(App and web page records)
++++++
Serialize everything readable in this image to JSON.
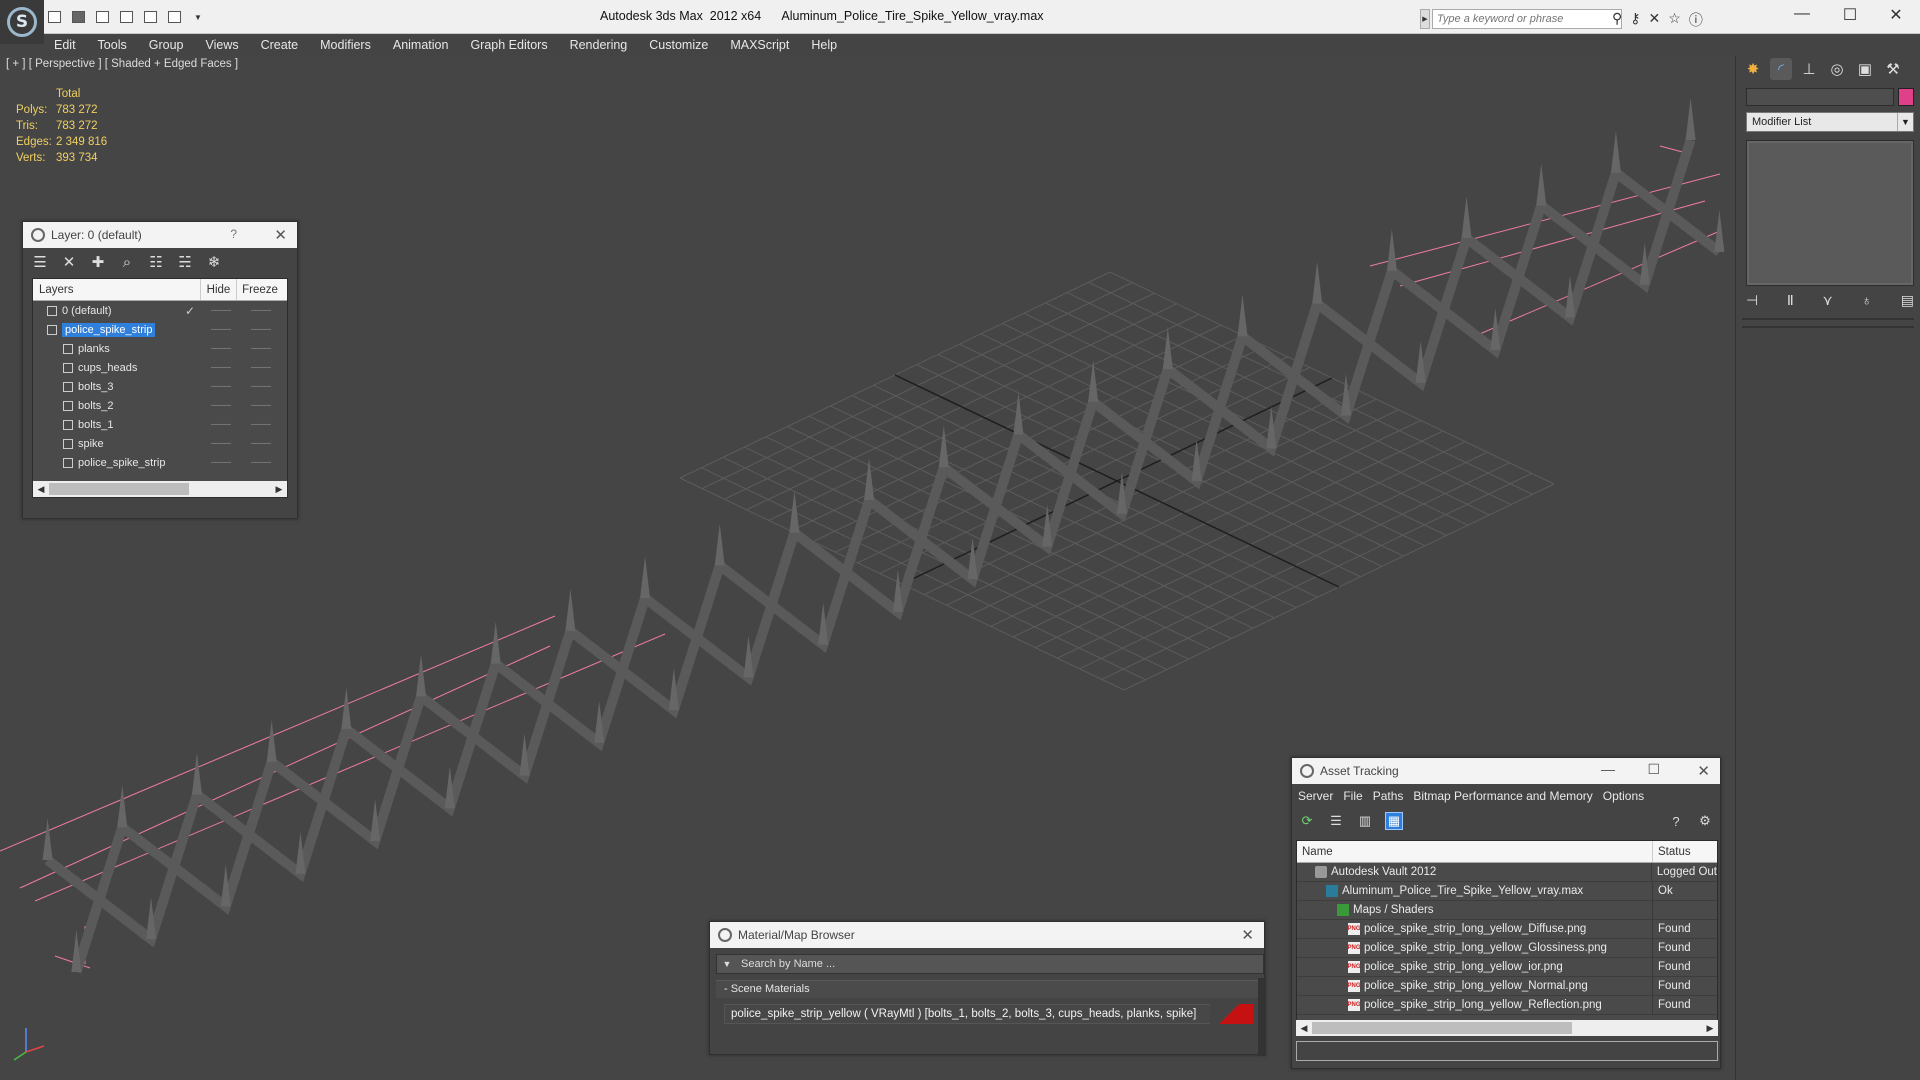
{
  "window": {
    "app_title": "Autodesk 3ds Max  2012 x64",
    "file_name": "Aluminum_Police_Tire_Spike_Yellow_vray.max",
    "search_placeholder": "Type a keyword or phrase",
    "minimize": "—",
    "maximize": "☐",
    "close": "✕"
  },
  "menu": [
    "Edit",
    "Tools",
    "Group",
    "Views",
    "Create",
    "Modifiers",
    "Animation",
    "Graph Editors",
    "Rendering",
    "Customize",
    "MAXScript",
    "Help"
  ],
  "viewport": {
    "label": "[ + ] [ Perspective ] [ Shaded + Edged Faces ]",
    "stats": {
      "header": "Total",
      "rows": [
        {
          "k": "Polys:",
          "v": "783 272"
        },
        {
          "k": "Tris:",
          "v": "783 272"
        },
        {
          "k": "Edges:",
          "v": "2 349 816"
        },
        {
          "k": "Verts:",
          "v": "393 734"
        }
      ]
    },
    "colors": {
      "background": "#454545",
      "grid": "#5c5c5c",
      "bbox": "#f07aa8",
      "mesh": "#5a5a5a"
    }
  },
  "command_panel": {
    "modifier_list": "Modifier List",
    "object_color": "#e0408a"
  },
  "layer_panel": {
    "title": "Layer: 0 (default)",
    "help": "?",
    "columns": {
      "layers": "Layers",
      "hide": "Hide",
      "freeze": "Freeze"
    },
    "rows": [
      {
        "name": "0 (default)",
        "indent": 0,
        "current": true
      },
      {
        "name": "police_spike_strip",
        "indent": 0,
        "selected": true
      },
      {
        "name": "planks",
        "indent": 1
      },
      {
        "name": "cups_heads",
        "indent": 1
      },
      {
        "name": "bolts_3",
        "indent": 1
      },
      {
        "name": "bolts_2",
        "indent": 1
      },
      {
        "name": "bolts_1",
        "indent": 1
      },
      {
        "name": "spike",
        "indent": 1
      },
      {
        "name": "police_spike_strip",
        "indent": 1
      }
    ],
    "dash": "——"
  },
  "material_browser": {
    "title": "Material/Map Browser",
    "search_placeholder": "Search by Name ...",
    "section": "- Scene Materials",
    "item": "police_spike_strip_yellow ( VRayMtl ) [bolts_1, bolts_2, bolts_3, cups_heads, planks, spike]",
    "swatch_color": "#c51111"
  },
  "asset_tracking": {
    "title": "Asset Tracking",
    "menu": [
      "Server",
      "File",
      "Paths",
      "Bitmap Performance and Memory",
      "Options"
    ],
    "columns": {
      "name": "Name",
      "status": "Status"
    },
    "rows": [
      {
        "name": "Autodesk Vault 2012",
        "status": "Logged Out",
        "icon": "vault",
        "indent": 2
      },
      {
        "name": "Aluminum_Police_Tire_Spike_Yellow_vray.max",
        "status": "Ok",
        "icon": "max",
        "indent": 3
      },
      {
        "name": "Maps / Shaders",
        "status": "",
        "icon": "folder",
        "indent": 4
      },
      {
        "name": "police_spike_strip_long_yellow_Diffuse.png",
        "status": "Found",
        "icon": "png",
        "indent": 5
      },
      {
        "name": "police_spike_strip_long_yellow_Glossiness.png",
        "status": "Found",
        "icon": "png",
        "indent": 5
      },
      {
        "name": "police_spike_strip_long_yellow_ior.png",
        "status": "Found",
        "icon": "png",
        "indent": 5
      },
      {
        "name": "police_spike_strip_long_yellow_Normal.png",
        "status": "Found",
        "icon": "png",
        "indent": 5
      },
      {
        "name": "police_spike_strip_long_yellow_Reflection.png",
        "status": "Found",
        "icon": "png",
        "indent": 5
      }
    ]
  }
}
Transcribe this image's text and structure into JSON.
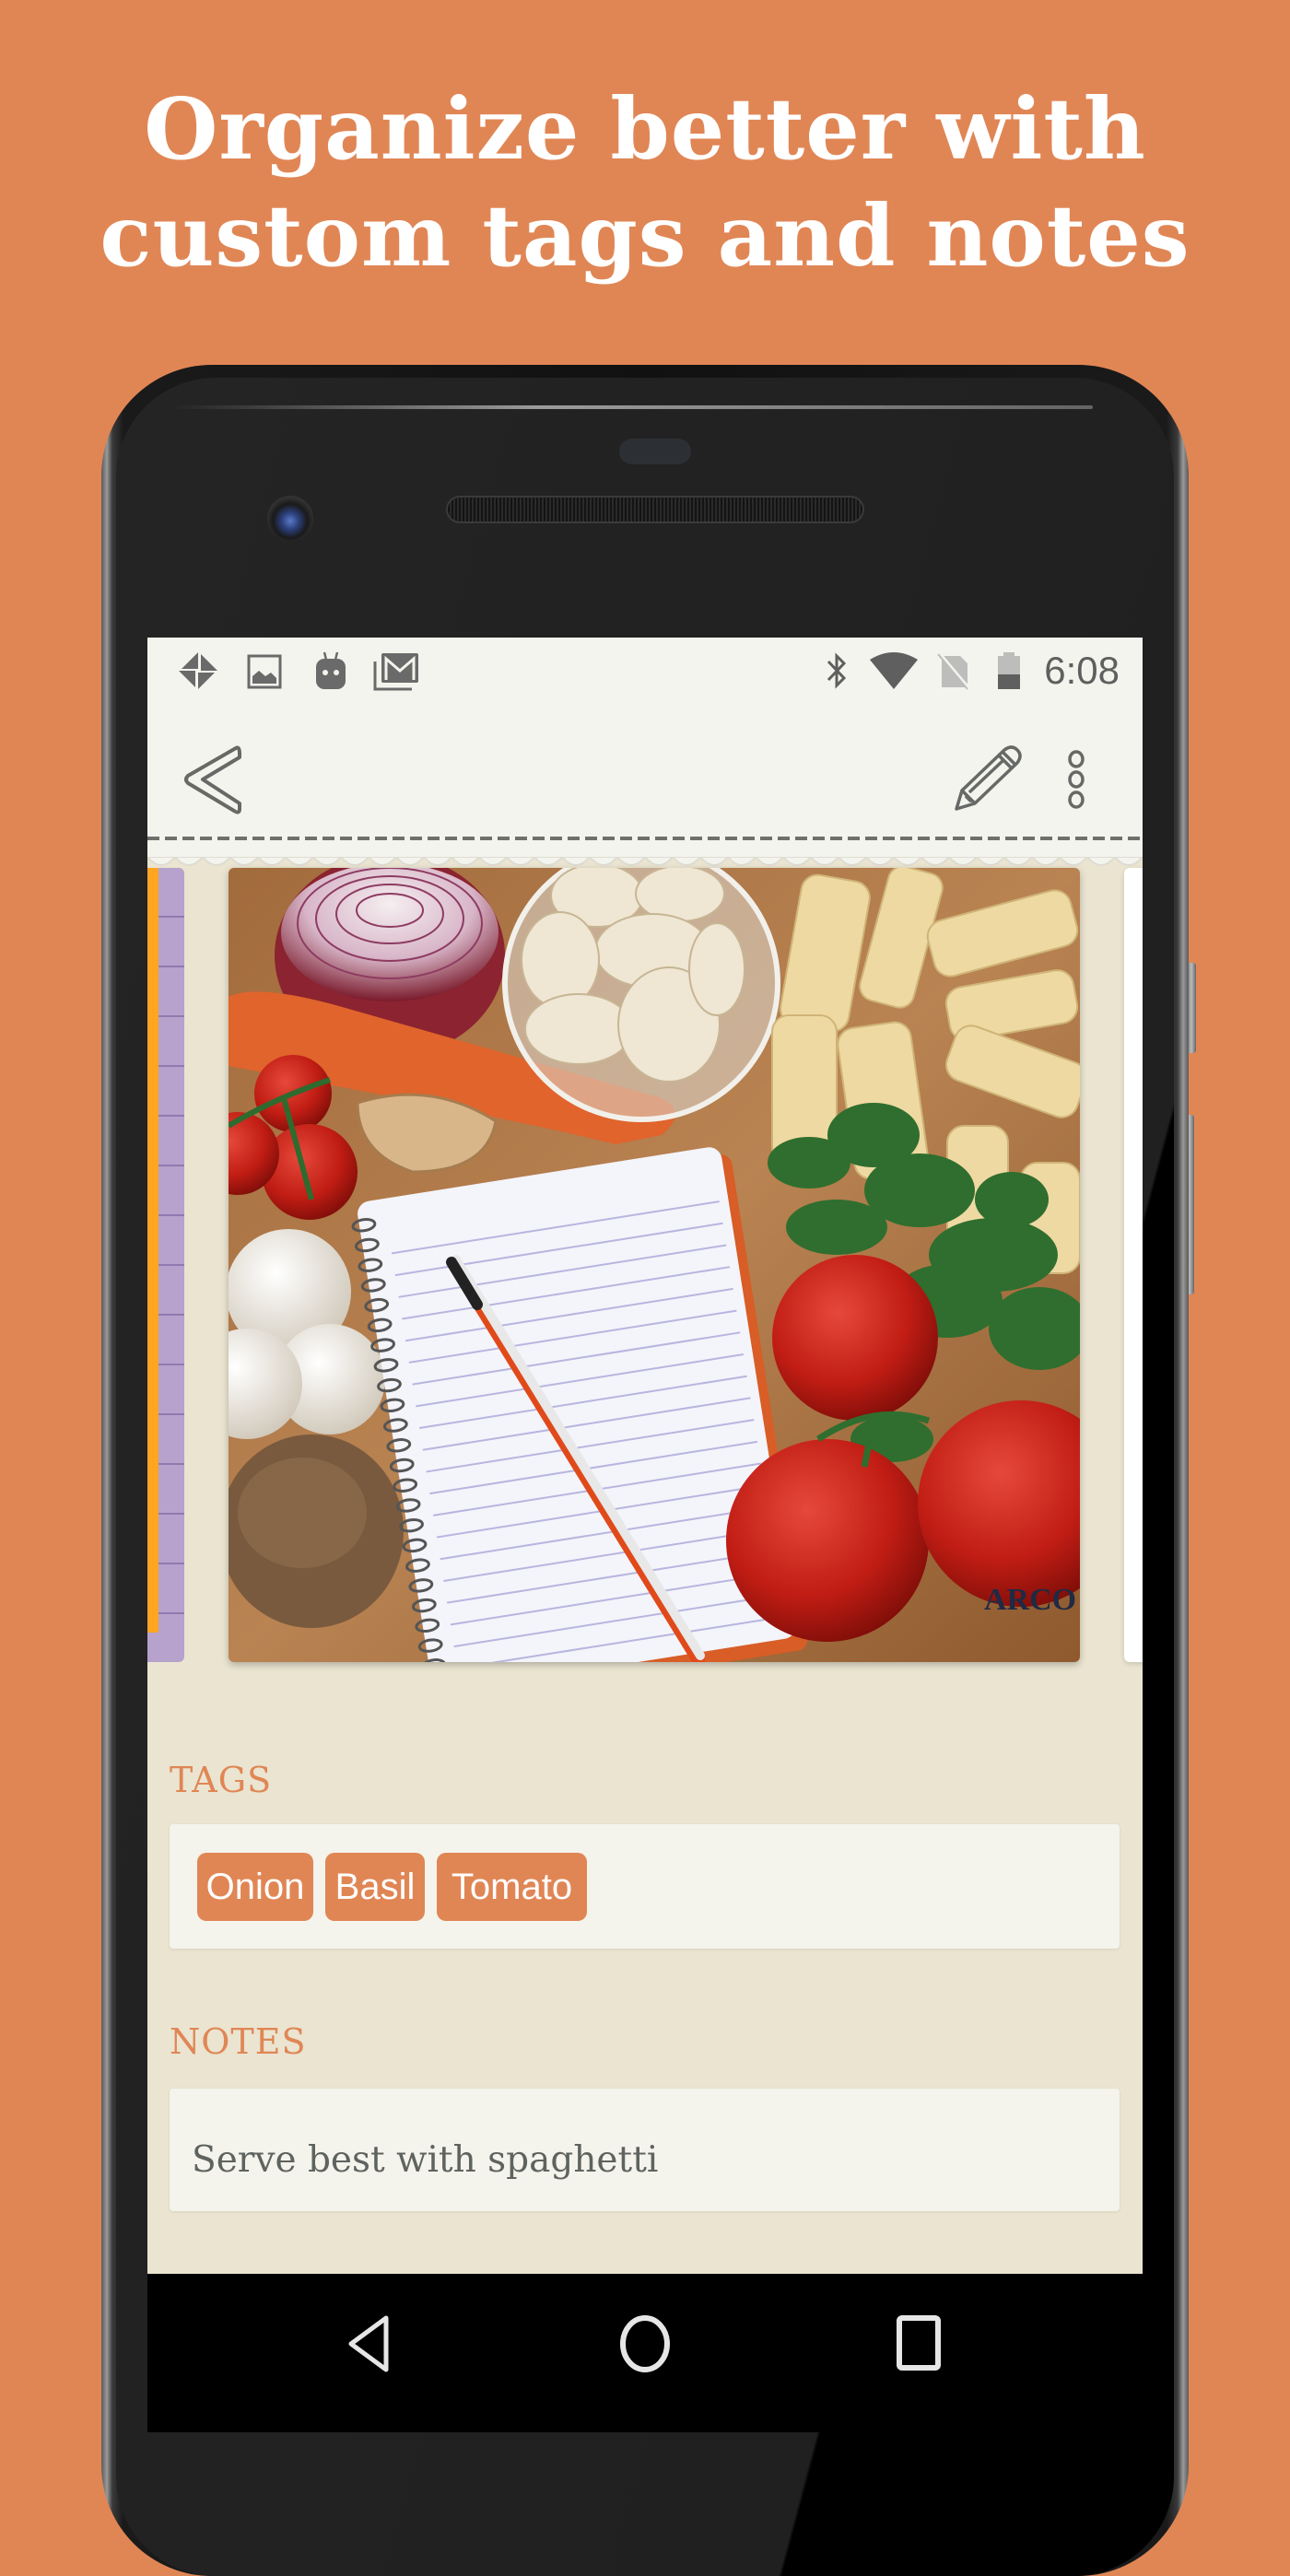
{
  "headline": {
    "line1": "Organize better with",
    "line2": "custom tags and notes"
  },
  "colors": {
    "background": "#E08655",
    "accent": "#E08655",
    "screen_bg": "#EAE4D0",
    "bar_bg": "#F4F4EE",
    "icon_gray": "#5f5f5f"
  },
  "status_bar": {
    "notification_icons": [
      "pinwheel-icon",
      "image-icon",
      "android-icon",
      "gmail-icon"
    ],
    "system_icons": [
      "bluetooth-icon",
      "wifi-icon",
      "no-sim-icon",
      "battery-icon"
    ],
    "time": "6:08"
  },
  "toolbar": {
    "back_icon": "chevron-left-icon",
    "edit_icon": "pencil-icon",
    "more_icon": "overflow-menu-icon"
  },
  "carousel": {
    "current_image": "Recipe ingredients: onion, garlic, rigatoni, carrot, tomatoes, mushrooms, parsley and a spiral notepad with pen"
  },
  "tags": {
    "label": "TAGS",
    "items": [
      "Onion",
      "Basil",
      "Tomato"
    ]
  },
  "notes": {
    "label": "NOTES",
    "text": "Serve best with spaghetti"
  },
  "nav_bar": {
    "back": "back-triangle-icon",
    "home": "home-circle-icon",
    "recents": "recents-square-icon"
  }
}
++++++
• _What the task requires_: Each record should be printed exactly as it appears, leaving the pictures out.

• _Task answer_:
Serialize everything readable in this image to JSON.
{
  "window": {
    "app_title": "Autodesk 3ds Max  2012 x64",
    "file_name": "Aluminum_Police_Tire_Spike_Yellow_vray.max",
    "search_placeholder": "Type a keyword or phrase",
    "minimize": "—",
    "maximize": "☐",
    "close": "✕"
  },
  "menu": [
    "Edit",
    "Tools",
    "Group",
    "Views",
    "Create",
    "Modifiers",
    "Animation",
    "Graph Editors",
    "Rendering",
    "Customize",
    "MAXScript",
    "Help"
  ],
  "viewport": {
    "label": "[ + ] [ Perspective ] [ Shaded + Edged Faces ]",
    "stats": {
      "header": "Total",
      "rows": [
        {
          "k": "Polys:",
          "v": "783 272"
        },
        {
          "k": "Tris:",
          "v": "783 272"
        },
        {
          "k": "Edges:",
          "v": "2 349 816"
        },
        {
          "k": "Verts:",
          "v": "393 734"
        }
      ]
    },
    "colors": {
      "background": "#454545",
      "grid": "#5c5c5c",
      "bbox": "#f07aa8",
      "mesh": "#5a5a5a"
    }
  },
  "command_panel": {
    "modifier_list": "Modifier List",
    "object_color": "#e0408a"
  },
  "layer_panel": {
    "title": "Layer: 0 (default)",
    "help": "?",
    "columns": {
      "layers": "Layers",
      "hide": "Hide",
      "freeze": "Freeze"
    },
    "rows": [
      {
        "name": "0 (default)",
        "indent": 0,
        "current": true
      },
      {
        "name": "police_spike_strip",
        "indent": 0,
        "selected": true
      },
      {
        "name": "planks",
        "indent": 1
      },
      {
        "name": "cups_heads",
        "indent": 1
      },
      {
        "name": "bolts_3",
        "indent": 1
      },
      {
        "name": "bolts_2",
        "indent": 1
      },
      {
        "name": "bolts_1",
        "indent": 1
      },
      {
        "name": "spike",
        "indent": 1
      },
      {
        "name": "police_spike_strip",
        "indent": 1
      }
    ],
    "dash": "——"
  },
  "material_browser": {
    "title": "Material/Map Browser",
    "search_placeholder": "Search by Name ...",
    "section": "- Scene Materials",
    "item": "police_spike_strip_yellow ( VRayMtl ) [bolts_1, bolts_2, bolts_3, cups_heads, planks, spike]",
    "swatch_color": "#c51111"
  },
  "asset_tracking": {
    "title": "Asset Tracking",
    "menu": [
      "Server",
      "File",
      "Paths",
      "Bitmap Performance and Memory",
      "Options"
    ],
    "columns": {
      "name": "Name",
      "status": "Status"
    },
    "rows": [
      {
        "name": "Autodesk Vault 2012",
        "status": "Logged Out",
        "icon": "vault",
        "indent": 2
      },
      {
        "name": "Aluminum_Police_Tire_Spike_Yellow_vray.max",
        "status": "Ok",
        "icon": "max",
        "indent": 3
      },
      {
        "name": "Maps / Shaders",
        "status": "",
        "icon": "folder",
        "indent": 4
      },
      {
        "name": "police_spike_strip_long_yellow_Diffuse.png",
        "status": "Found",
        "icon": "png",
        "indent": 5
      },
      {
        "name": "police_spike_strip_long_yellow_Glossiness.png",
        "status": "Found",
        "icon": "png",
        "indent": 5
      },
      {
        "name": "police_spike_strip_long_yellow_ior.png",
        "status": "Found",
        "icon": "png",
        "indent": 5
      },
      {
        "name": "police_spike_strip_long_yellow_Normal.png",
        "status": "Found",
        "icon": "png",
        "indent": 5
      },
      {
        "name": "police_spike_strip_long_yellow_Reflection.png",
        "status": "Found",
        "icon": "png",
        "indent": 5
      }
    ]
  }
}
Transcribe this image's text and structure into JSON.
{
  "headline": {
    "line1": "Organize better with",
    "line2": "custom tags and notes"
  },
  "colors": {
    "background": "#E08655",
    "accent": "#E08655",
    "screen_bg": "#EAE4D0",
    "bar_bg": "#F4F4EE",
    "icon_gray": "#5f5f5f"
  },
  "status_bar": {
    "notification_icons": [
      "pinwheel-icon",
      "image-icon",
      "android-icon",
      "gmail-icon"
    ],
    "system_icons": [
      "bluetooth-icon",
      "wifi-icon",
      "no-sim-icon",
      "battery-icon"
    ],
    "time": "6:08"
  },
  "toolbar": {
    "back_icon": "chevron-left-icon",
    "edit_icon": "pencil-icon",
    "more_icon": "overflow-menu-icon"
  },
  "carousel": {
    "current_image": "Recipe ingredients: onion, garlic, rigatoni, carrot, tomatoes, mushrooms, parsley and a spiral notepad with pen"
  },
  "tags": {
    "label": "TAGS",
    "items": [
      "Onion",
      "Basil",
      "Tomato"
    ]
  },
  "notes": {
    "label": "NOTES",
    "text": "Serve best with spaghetti"
  },
  "nav_bar": {
    "back": "back-triangle-icon",
    "home": "home-circle-icon",
    "recents": "recents-square-icon"
  }
}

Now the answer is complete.